“What good work is that?” asked Justus.
“Why, this young man! Thirsty for the mercy of God, so let’s give him all that he can drink of it, and more! I commit him to your instruction.”
Justus nodded and turned his attention to Lucius. “What’s your name, young man?”
Lucius wrestled inside for an agonizing moment. Should he tell the truth? His story would shock them, offend them—especially Polycarp, to whom he had already lied about his identity during their talk at the magistrate’s jail. And if there was one thing he was sure of, it was that he didn’t want to estrange these Christians, not now. He had seen in their service that they had something that he needed, and needed desperately. But to tell them that he was a murderer, on the run, living under a false identity? To tell them that he had slain the son of one of their own martyrs, bereaving a Christian young woman of her brother at a time when their pater familias was already gone? No, they would be shocked by it. They would throw him back out on the street, or worse, turn him over to the magistrates.
“Lucius Horatius Tiro,” he finally answered. “From Rome. Actually, I was on the same ship as Polycarp.”

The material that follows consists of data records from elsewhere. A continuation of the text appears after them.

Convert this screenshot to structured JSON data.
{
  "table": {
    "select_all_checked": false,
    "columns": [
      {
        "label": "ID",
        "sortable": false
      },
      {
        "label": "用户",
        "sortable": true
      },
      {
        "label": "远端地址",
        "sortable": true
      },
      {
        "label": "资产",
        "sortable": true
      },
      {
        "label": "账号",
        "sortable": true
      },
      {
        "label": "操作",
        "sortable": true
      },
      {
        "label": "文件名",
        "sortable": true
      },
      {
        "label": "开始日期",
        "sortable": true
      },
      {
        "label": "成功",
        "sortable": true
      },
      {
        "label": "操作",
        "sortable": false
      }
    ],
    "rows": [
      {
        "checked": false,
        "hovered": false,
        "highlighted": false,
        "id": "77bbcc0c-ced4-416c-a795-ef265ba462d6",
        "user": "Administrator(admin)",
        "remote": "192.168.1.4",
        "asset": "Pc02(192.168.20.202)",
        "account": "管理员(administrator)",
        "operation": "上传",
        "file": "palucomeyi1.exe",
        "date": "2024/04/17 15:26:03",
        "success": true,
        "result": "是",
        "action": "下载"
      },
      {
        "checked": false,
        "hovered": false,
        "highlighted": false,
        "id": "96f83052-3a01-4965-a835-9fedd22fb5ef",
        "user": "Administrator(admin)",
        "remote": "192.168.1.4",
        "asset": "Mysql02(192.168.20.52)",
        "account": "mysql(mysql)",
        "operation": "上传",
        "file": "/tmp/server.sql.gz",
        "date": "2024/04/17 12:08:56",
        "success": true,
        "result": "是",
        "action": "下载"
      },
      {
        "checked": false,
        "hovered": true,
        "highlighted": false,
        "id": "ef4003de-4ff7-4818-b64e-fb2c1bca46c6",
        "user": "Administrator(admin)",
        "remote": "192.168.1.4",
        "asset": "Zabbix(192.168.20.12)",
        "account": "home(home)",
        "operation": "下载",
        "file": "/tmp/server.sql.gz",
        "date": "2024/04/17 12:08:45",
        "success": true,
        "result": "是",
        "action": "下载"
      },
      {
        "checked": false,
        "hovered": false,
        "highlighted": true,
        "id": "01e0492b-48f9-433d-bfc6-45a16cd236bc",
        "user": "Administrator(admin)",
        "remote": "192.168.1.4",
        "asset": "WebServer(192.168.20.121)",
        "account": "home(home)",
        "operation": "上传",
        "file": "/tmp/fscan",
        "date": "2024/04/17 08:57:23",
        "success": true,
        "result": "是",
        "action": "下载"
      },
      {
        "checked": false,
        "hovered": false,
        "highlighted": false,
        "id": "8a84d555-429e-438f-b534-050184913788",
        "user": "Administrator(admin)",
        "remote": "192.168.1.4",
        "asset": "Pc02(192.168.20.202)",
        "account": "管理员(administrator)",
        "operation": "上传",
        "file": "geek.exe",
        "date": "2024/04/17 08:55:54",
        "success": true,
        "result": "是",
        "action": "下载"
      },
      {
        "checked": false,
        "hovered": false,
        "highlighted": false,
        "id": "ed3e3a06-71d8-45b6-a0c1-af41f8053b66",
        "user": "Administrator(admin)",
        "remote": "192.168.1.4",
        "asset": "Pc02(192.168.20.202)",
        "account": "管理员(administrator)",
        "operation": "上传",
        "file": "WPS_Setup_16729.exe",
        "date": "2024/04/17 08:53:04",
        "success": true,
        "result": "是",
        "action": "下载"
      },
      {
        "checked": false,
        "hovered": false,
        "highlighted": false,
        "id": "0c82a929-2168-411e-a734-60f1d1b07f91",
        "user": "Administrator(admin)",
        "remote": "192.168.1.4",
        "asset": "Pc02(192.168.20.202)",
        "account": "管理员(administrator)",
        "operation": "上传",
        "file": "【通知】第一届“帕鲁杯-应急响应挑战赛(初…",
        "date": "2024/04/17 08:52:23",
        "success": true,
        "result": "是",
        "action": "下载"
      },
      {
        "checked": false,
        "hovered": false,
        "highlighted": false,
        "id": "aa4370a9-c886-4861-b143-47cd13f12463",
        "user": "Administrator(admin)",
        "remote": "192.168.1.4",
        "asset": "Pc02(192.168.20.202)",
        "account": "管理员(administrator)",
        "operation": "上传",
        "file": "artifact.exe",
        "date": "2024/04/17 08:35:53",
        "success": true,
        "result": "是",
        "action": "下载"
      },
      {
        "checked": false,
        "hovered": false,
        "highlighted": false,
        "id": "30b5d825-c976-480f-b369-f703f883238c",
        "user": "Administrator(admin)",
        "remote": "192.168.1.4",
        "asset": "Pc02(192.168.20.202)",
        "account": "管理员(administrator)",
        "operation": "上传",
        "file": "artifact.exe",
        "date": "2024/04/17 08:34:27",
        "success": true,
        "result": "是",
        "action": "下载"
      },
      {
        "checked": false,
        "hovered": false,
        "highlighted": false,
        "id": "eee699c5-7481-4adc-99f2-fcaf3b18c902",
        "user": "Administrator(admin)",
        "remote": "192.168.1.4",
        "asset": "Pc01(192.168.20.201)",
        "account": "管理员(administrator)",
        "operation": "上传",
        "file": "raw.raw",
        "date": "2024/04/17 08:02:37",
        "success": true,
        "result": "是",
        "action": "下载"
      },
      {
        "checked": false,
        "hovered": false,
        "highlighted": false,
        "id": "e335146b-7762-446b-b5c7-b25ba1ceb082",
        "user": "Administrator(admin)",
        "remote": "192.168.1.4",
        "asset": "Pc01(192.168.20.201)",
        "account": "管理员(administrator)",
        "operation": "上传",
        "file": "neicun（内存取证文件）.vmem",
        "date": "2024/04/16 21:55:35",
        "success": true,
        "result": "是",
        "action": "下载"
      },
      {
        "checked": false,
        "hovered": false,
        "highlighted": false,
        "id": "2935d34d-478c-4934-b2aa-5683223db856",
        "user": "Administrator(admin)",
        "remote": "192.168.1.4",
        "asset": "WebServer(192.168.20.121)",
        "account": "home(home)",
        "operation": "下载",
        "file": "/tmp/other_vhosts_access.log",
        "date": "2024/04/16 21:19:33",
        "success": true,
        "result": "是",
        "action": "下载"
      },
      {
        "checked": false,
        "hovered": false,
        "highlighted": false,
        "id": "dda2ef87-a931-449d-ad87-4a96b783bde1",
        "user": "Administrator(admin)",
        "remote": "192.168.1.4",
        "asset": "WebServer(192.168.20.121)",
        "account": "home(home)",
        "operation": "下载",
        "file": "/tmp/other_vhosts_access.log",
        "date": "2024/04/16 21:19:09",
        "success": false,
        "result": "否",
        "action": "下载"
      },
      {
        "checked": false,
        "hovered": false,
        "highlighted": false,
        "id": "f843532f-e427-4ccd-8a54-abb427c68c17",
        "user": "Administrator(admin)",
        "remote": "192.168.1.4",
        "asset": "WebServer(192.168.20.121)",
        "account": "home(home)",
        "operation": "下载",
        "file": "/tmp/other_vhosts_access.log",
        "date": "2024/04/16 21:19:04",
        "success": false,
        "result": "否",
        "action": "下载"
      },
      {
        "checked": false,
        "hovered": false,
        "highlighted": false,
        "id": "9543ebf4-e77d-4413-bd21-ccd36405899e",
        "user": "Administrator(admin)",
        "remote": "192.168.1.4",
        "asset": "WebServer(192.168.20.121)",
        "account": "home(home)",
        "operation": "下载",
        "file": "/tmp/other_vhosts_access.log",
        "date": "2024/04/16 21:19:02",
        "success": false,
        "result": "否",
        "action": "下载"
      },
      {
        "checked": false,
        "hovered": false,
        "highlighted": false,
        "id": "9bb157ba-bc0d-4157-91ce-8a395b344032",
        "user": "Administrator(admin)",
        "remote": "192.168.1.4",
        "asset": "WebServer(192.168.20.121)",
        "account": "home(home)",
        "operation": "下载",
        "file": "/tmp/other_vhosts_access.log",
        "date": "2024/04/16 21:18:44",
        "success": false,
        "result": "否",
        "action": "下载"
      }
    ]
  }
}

“Ah, so you saw his unfortunate arrest!” John shook his head. “But released quickly, yes, Polycarp? Arrests like that are common ground for us. I’ve had far more than just arrests in my time, though!”
He chuckled and shook his head, and Lucius couldn’t help but smile at the old man’s erratic train of thought.
“Yes, I saw what happened. I’m glad they let you go, Polycarp.”
“Thank you,” said the young Christian, with a gracious smile.
“So…Tiro, was it?” Elder Justus proceeded. “Your name suggests you were a slave once.”
“My father was, yes. I’ve no family left in Rome now, so I came here to try my fortune. I’m quite good in teaching Latin if you know of any families who might pay for a good tutor.”
John wagged a remonstrative finger at Lucius. “Don’t try to run from the pain of seeking God’s grace, Tiro. You know we’re not here to talk about jobs.”
Lucius smiled again, but didn’t quite know what to say. The raw, open emotion he had felt at the service had subsided a bit now, and his inclination—as John had rightly noticed—was to steer clear of a vulnerable conversation, to try to retain a bit of dignity.
John regarded him with eyes full of understanding. “Beloved son,” he said softly, “you are in need of a home and a father while you learn about our Lord Iesous. We can give you that here. Will you consent to live with Elder Justus, to let him raise you as his son for these next few months, until your faith is strong and sure?”
Lucius scratched at his cheek in thought. Something inside him wanted to go back into hiding, to walk out the door and forget his experience at the Christian service. But there was another voice inside his heart now, and it melted the glaciers in Lucius’ heart into a flood of affirmation at John’s question. A home. A father. With a flash of pain, Lucius remembered all that he had lost.
“I will stay,” he said after a few moments. “Thank you.”
“Good! Yes, good. Now, let’s see. I still have one thing I’d like to do before I return to Ephesus. I can’t tarry too long, though, or my friend Papias will come and track me down. Ha! I want to go up into the hills for a bit, and visit my old friends there, the assembly that meets by the lake.”
Justus shook his head. “You can’t go alone up into the hill country, John, you know that. Not at your age.”
“I didn’t say I was going alone, did I?” John laughed. “My strategy from the beginning was to make you feel obligated to come along. And it’s working to perfection! Polycarp, how about it? You know their language up there better than either of us.”
Polycarp nodded. “I’d be honored, Elder John.”
“And what about Tiro?” John said with a smile and a wink. “Care for an adventure?”
Lucius grinned. “I’d love to come.”
John slapped his hands together with pleasure. “Then what are we waiting for? Let’s go!”